PROBLEM TO SOLVE = The output should contain the listing word for word and no pictures.

SUPPLIED INFORMATION =

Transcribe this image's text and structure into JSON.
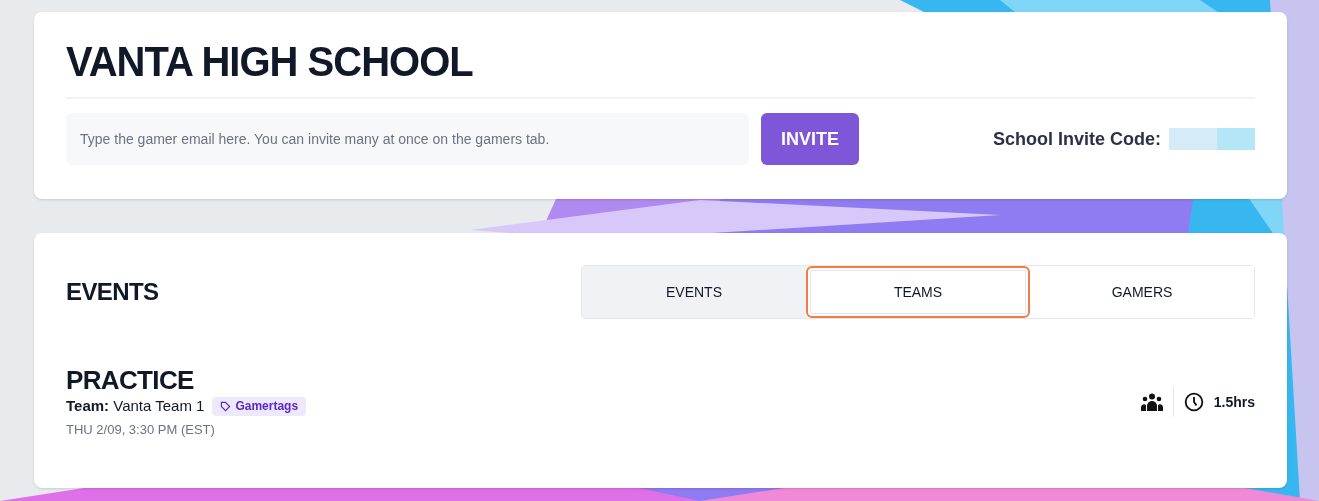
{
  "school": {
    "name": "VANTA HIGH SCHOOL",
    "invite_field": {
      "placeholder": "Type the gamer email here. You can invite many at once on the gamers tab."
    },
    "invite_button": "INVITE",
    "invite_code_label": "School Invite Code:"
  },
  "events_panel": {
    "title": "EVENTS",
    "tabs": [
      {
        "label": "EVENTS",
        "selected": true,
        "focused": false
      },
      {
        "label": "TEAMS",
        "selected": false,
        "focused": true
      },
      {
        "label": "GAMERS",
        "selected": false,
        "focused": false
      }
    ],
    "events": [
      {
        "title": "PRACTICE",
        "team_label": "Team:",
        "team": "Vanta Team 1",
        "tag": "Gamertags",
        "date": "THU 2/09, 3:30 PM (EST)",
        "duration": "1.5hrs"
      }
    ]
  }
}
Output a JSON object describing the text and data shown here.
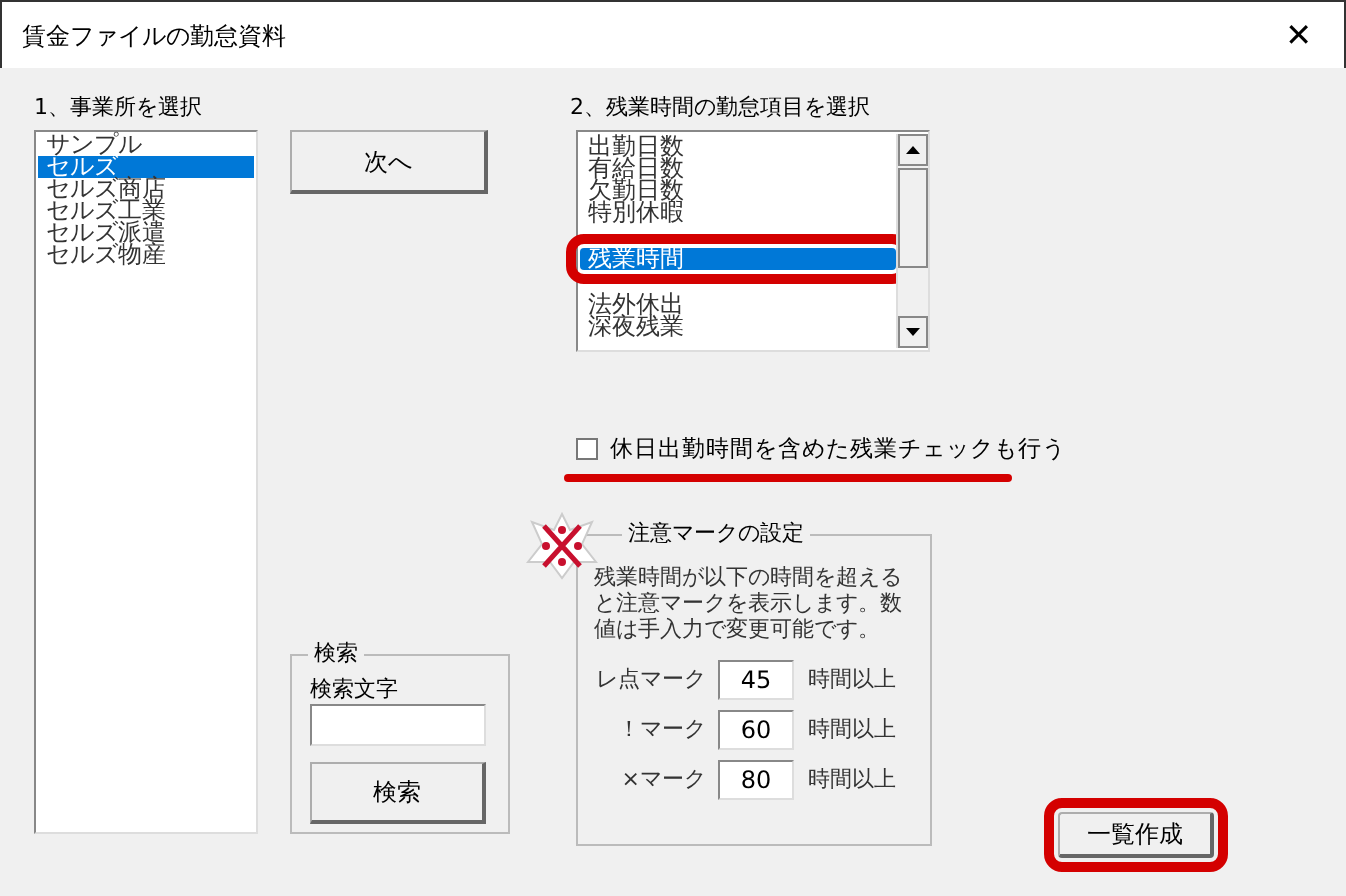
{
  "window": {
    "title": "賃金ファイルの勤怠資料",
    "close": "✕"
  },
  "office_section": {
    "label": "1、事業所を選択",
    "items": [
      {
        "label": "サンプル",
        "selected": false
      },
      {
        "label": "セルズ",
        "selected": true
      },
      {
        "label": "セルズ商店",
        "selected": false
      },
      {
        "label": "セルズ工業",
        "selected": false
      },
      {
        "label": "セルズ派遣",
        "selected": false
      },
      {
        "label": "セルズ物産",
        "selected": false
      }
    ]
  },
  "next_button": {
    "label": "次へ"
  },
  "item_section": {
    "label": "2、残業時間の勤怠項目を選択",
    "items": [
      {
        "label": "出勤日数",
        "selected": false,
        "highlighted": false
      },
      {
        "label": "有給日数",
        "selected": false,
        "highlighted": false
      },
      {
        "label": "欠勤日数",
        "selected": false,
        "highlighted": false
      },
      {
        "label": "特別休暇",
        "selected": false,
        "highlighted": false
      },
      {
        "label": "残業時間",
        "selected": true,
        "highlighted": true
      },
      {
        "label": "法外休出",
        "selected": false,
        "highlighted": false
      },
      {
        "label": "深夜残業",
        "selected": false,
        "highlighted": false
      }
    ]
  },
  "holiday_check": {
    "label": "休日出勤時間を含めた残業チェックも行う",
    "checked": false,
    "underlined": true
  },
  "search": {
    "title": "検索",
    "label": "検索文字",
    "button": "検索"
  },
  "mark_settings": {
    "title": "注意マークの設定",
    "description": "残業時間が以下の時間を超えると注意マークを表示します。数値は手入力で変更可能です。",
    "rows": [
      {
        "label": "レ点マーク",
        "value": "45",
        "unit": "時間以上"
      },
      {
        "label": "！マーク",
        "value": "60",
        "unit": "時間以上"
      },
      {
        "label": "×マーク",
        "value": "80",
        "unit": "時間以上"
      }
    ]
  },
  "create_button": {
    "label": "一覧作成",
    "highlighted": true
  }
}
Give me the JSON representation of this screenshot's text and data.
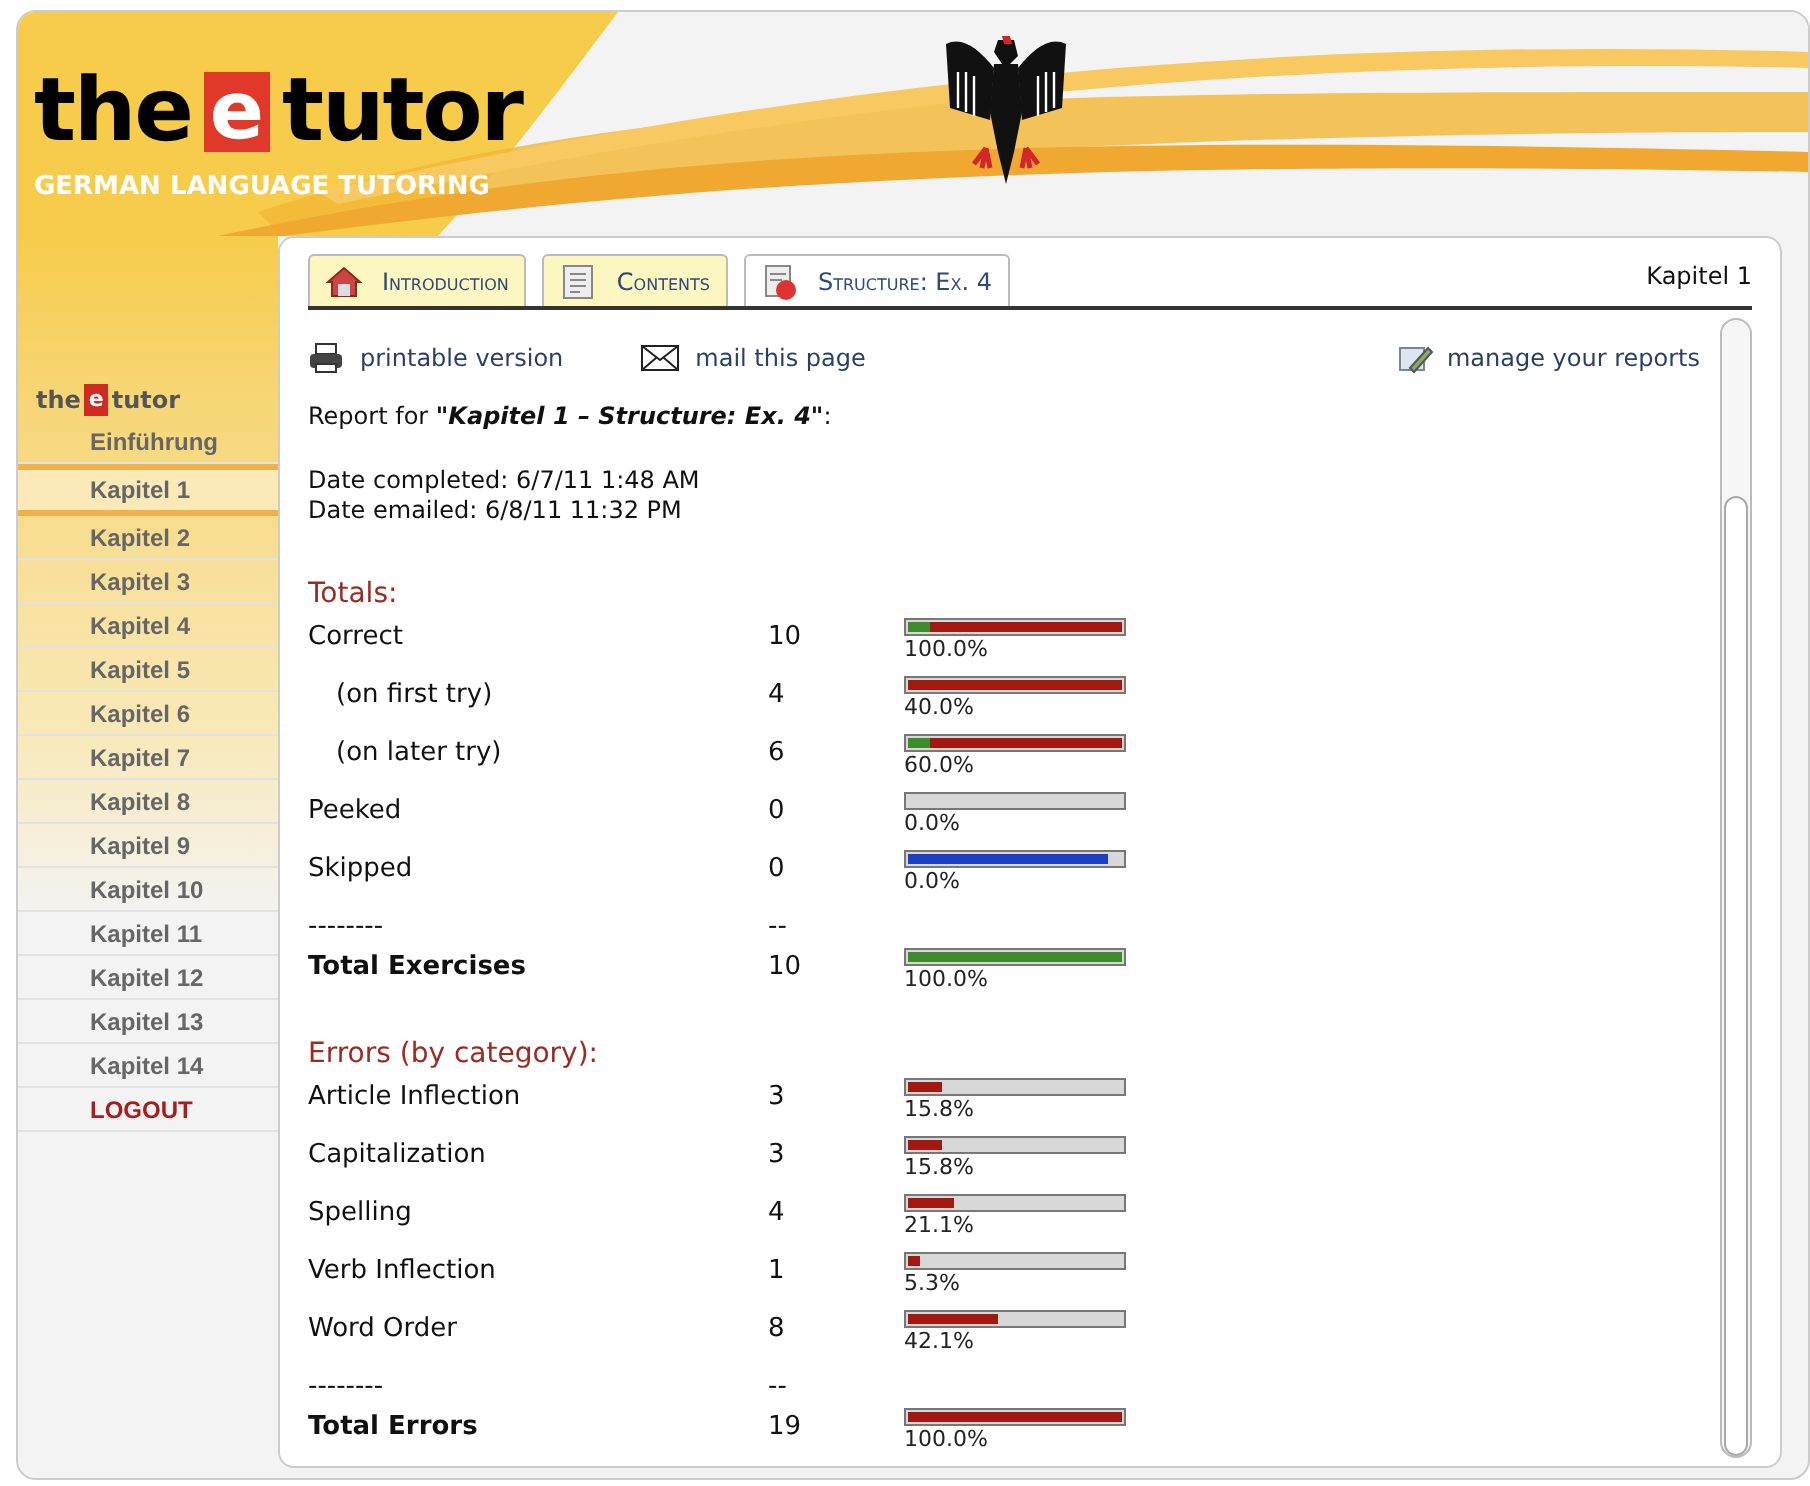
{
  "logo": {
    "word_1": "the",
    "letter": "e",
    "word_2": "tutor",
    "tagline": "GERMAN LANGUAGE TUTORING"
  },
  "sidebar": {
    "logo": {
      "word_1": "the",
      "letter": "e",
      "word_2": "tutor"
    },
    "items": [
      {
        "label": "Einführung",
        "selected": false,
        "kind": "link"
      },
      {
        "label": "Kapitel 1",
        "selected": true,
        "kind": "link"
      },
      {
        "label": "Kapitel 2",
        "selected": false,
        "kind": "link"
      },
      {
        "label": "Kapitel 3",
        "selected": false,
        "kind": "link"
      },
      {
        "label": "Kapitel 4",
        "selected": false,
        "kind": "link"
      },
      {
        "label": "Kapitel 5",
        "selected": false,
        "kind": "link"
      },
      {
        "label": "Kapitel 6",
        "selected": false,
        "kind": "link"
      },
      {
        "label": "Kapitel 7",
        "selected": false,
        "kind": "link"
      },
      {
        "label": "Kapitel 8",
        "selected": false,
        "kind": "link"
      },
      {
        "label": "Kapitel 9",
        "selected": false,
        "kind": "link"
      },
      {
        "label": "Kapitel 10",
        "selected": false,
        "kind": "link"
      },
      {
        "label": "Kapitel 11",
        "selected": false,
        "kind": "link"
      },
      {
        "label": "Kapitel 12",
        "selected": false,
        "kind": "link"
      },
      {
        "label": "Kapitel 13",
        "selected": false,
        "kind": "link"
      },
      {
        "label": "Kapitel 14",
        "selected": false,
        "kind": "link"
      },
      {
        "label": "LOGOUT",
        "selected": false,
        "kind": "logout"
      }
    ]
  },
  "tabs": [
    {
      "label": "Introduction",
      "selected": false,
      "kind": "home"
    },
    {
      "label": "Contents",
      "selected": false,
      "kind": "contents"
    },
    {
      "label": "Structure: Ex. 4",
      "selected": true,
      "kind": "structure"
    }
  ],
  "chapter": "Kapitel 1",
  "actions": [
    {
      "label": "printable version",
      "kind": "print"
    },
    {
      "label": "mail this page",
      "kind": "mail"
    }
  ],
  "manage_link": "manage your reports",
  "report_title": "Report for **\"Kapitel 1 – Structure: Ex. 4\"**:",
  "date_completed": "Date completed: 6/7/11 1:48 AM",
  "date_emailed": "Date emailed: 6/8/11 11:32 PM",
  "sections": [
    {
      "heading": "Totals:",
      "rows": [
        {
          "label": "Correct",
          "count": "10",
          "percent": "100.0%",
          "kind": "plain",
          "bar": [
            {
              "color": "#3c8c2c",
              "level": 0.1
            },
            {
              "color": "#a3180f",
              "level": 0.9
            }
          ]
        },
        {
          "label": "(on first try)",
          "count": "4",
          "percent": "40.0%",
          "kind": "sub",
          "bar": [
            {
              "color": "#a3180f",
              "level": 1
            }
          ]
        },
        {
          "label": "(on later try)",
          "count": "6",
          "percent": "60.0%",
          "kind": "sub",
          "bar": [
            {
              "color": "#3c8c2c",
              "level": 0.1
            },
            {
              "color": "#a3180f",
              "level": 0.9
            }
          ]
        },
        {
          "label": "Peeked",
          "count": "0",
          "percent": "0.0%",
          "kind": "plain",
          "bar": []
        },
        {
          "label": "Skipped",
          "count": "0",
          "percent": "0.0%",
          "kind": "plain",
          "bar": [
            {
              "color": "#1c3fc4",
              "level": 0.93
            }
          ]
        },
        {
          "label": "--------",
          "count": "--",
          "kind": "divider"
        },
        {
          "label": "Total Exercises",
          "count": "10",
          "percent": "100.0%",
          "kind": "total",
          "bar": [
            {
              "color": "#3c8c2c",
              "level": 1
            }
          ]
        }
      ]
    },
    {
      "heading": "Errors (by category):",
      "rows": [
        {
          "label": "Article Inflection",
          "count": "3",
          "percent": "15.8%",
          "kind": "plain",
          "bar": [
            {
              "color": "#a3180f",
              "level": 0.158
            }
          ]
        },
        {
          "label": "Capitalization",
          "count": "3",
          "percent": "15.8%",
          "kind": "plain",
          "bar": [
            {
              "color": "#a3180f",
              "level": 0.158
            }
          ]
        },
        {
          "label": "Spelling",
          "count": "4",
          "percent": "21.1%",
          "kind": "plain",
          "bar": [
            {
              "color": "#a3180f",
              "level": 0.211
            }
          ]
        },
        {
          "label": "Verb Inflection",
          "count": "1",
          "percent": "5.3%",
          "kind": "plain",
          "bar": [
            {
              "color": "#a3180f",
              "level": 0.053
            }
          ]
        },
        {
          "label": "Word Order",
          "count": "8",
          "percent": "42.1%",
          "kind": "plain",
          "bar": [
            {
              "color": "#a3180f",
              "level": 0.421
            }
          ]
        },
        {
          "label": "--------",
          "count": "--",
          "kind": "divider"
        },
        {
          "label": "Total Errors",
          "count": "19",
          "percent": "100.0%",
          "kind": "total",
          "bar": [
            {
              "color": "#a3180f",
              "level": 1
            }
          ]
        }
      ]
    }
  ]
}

TASK ANSWER =
Transcribe this image's text and structure into JSON.
{
  "school": {
    "name": "VANTA HIGH SCHOOL",
    "invite_field": {
      "placeholder": "Type the gamer email here. You can invite many at once on the gamers tab."
    },
    "invite_button": "INVITE",
    "invite_code_label": "School Invite Code:"
  },
  "events_panel": {
    "title": "EVENTS",
    "tabs": [
      {
        "label": "EVENTS",
        "selected": true,
        "focused": false
      },
      {
        "label": "TEAMS",
        "selected": false,
        "focused": true
      },
      {
        "label": "GAMERS",
        "selected": false,
        "focused": false
      }
    ],
    "events": [
      {
        "title": "PRACTICE",
        "team_label": "Team:",
        "team": "Vanta Team 1",
        "tag": "Gamertags",
        "date": "THU 2/09, 3:30 PM (EST)",
        "duration": "1.5hrs"
      }
    ]
  }
}
Output a JSON object describing the text and data shown here.
{
  "window": {
    "title": "賃金ファイルの勤怠資料",
    "close": "✕"
  },
  "office_section": {
    "label": "1、事業所を選択",
    "items": [
      {
        "label": "サンプル",
        "selected": false
      },
      {
        "label": "セルズ",
        "selected": true
      },
      {
        "label": "セルズ商店",
        "selected": false
      },
      {
        "label": "セルズ工業",
        "selected": false
      },
      {
        "label": "セルズ派遣",
        "selected": false
      },
      {
        "label": "セルズ物産",
        "selected": false
      }
    ]
  },
  "next_button": {
    "label": "次へ"
  },
  "item_section": {
    "label": "2、残業時間の勤怠項目を選択",
    "items": [
      {
        "label": "出勤日数",
        "selected": false,
        "highlighted": false
      },
      {
        "label": "有給日数",
        "selected": false,
        "highlighted": false
      },
      {
        "label": "欠勤日数",
        "selected": false,
        "highlighted": false
      },
      {
        "label": "特別休暇",
        "selected": false,
        "highlighted": false
      },
      {
        "label": "残業時間",
        "selected": true,
        "highlighted": true
      },
      {
        "label": "法外休出",
        "selected": false,
        "highlighted": false
      },
      {
        "label": "深夜残業",
        "selected": false,
        "highlighted": false
      }
    ]
  },
  "holiday_check": {
    "label": "休日出勤時間を含めた残業チェックも行う",
    "checked": false,
    "underlined": true
  },
  "search": {
    "title": "検索",
    "label": "検索文字",
    "button": "検索"
  },
  "mark_settings": {
    "title": "注意マークの設定",
    "description": "残業時間が以下の時間を超えると注意マークを表示します。数値は手入力で変更可能です。",
    "rows": [
      {
        "label": "レ点マーク",
        "value": "45",
        "unit": "時間以上"
      },
      {
        "label": "！マーク",
        "value": "60",
        "unit": "時間以上"
      },
      {
        "label": "×マーク",
        "value": "80",
        "unit": "時間以上"
      }
    ]
  },
  "create_button": {
    "label": "一覧作成",
    "highlighted": true
  }
}
Give me the JSON representation of this screenshot's text and data.
{
  "logo": {
    "word_1": "the",
    "letter": "e",
    "word_2": "tutor",
    "tagline": "GERMAN LANGUAGE TUTORING"
  },
  "sidebar": {
    "logo": {
      "word_1": "the",
      "letter": "e",
      "word_2": "tutor"
    },
    "items": [
      {
        "label": "Einführung",
        "selected": false,
        "kind": "link"
      },
      {
        "label": "Kapitel 1",
        "selected": true,
        "kind": "link"
      },
      {
        "label": "Kapitel 2",
        "selected": false,
        "kind": "link"
      },
      {
        "label": "Kapitel 3",
        "selected": false,
        "kind": "link"
      },
      {
        "label": "Kapitel 4",
        "selected": false,
        "kind": "link"
      },
      {
        "label": "Kapitel 5",
        "selected": false,
        "kind": "link"
      },
      {
        "label": "Kapitel 6",
        "selected": false,
        "kind": "link"
      },
      {
        "label": "Kapitel 7",
        "selected": false,
        "kind": "link"
      },
      {
        "label": "Kapitel 8",
        "selected": false,
        "kind": "link"
      },
      {
        "label": "Kapitel 9",
        "selected": false,
        "kind": "link"
      },
      {
        "label": "Kapitel 10",
        "selected": false,
        "kind": "link"
      },
      {
        "label": "Kapitel 11",
        "selected": false,
        "kind": "link"
      },
      {
        "label": "Kapitel 12",
        "selected": false,
        "kind": "link"
      },
      {
        "label": "Kapitel 13",
        "selected": false,
        "kind": "link"
      },
      {
        "label": "Kapitel 14",
        "selected": false,
        "kind": "link"
      },
      {
        "label": "LOGOUT",
        "selected": false,
        "kind": "logout"
      }
    ]
  },
  "tabs": [
    {
      "label": "Introduction",
      "selected": false,
      "kind": "home"
    },
    {
      "label": "Contents",
      "selected": false,
      "kind": "contents"
    },
    {
      "label": "Structure: Ex. 4",
      "selected": true,
      "kind": "structure"
    }
  ],
  "chapter": "Kapitel 1",
  "actions": [
    {
      "label": "printable version",
      "kind": "print"
    },
    {
      "label": "mail this page",
      "kind": "mail"
    }
  ],
  "manage_link": "manage your reports",
  "report_title": "Report for **\"Kapitel 1 – Structure: Ex. 4\"**:",
  "date_completed": "Date completed: 6/7/11 1:48 AM",
  "date_emailed": "Date emailed: 6/8/11 11:32 PM",
  "sections": [
    {
      "heading": "Totals:",
      "rows": [
        {
          "label": "Correct",
          "count": "10",
          "percent": "100.0%",
          "kind": "plain",
          "bar": [
            {
              "color": "#3c8c2c",
              "level": 0.1
            },
            {
              "color": "#a3180f",
              "level": 0.9
            }
          ]
        },
        {
          "label": "(on first try)",
          "count": "4",
          "percent": "40.0%",
          "kind": "sub",
          "bar": [
            {
              "color": "#a3180f",
              "level": 1
            }
          ]
        },
        {
          "label": "(on later try)",
          "count": "6",
          "percent": "60.0%",
          "kind": "sub",
          "bar": [
            {
              "color": "#3c8c2c",
              "level": 0.1
            },
            {
              "color": "#a3180f",
              "level": 0.9
            }
          ]
        },
        {
          "label": "Peeked",
          "count": "0",
          "percent": "0.0%",
          "kind": "plain",
          "bar": []
        },
        {
          "label": "Skipped",
          "count": "0",
          "percent": "0.0%",
          "kind": "plain",
          "bar": [
            {
              "color": "#1c3fc4",
              "level": 0.93
            }
          ]
        },
        {
          "label": "--------",
          "count": "--",
          "kind": "divider"
        },
        {
          "label": "Total Exercises",
          "count": "10",
          "percent": "100.0%",
          "kind": "total",
          "bar": [
            {
              "color": "#3c8c2c",
              "level": 1
            }
          ]
        }
      ]
    },
    {
      "heading": "Errors (by category):",
      "rows": [
        {
          "label": "Article Inflection",
          "count": "3",
          "percent": "15.8%",
          "kind": "plain",
          "bar": [
            {
              "color": "#a3180f",
              "level": 0.158
            }
          ]
        },
        {
          "label": "Capitalization",
          "count": "3",
          "percent": "15.8%",
          "kind": "plain",
          "bar": [
            {
              "color": "#a3180f",
              "level": 0.158
            }
          ]
        },
        {
          "label": "Spelling",
          "count": "4",
          "percent": "21.1%",
          "kind": "plain",
          "bar": [
            {
              "color": "#a3180f",
              "level": 0.211
            }
          ]
        },
        {
          "label": "Verb Inflection",
          "count": "1",
          "percent": "5.3%",
          "kind": "plain",
          "bar": [
            {
              "color": "#a3180f",
              "level": 0.053
            }
          ]
        },
        {
          "label": "Word Order",
          "count": "8",
          "percent": "42.1%",
          "kind": "plain",
          "bar": [
            {
              "color": "#a3180f",
              "level": 0.421
            }
          ]
        },
        {
          "label": "--------",
          "count": "--",
          "kind": "divider"
        },
        {
          "label": "Total Errors",
          "count": "19",
          "percent": "100.0%",
          "kind": "total",
          "bar": [
            {
              "color": "#a3180f",
              "level": 1
            }
          ]
        }
      ]
    }
  ]
}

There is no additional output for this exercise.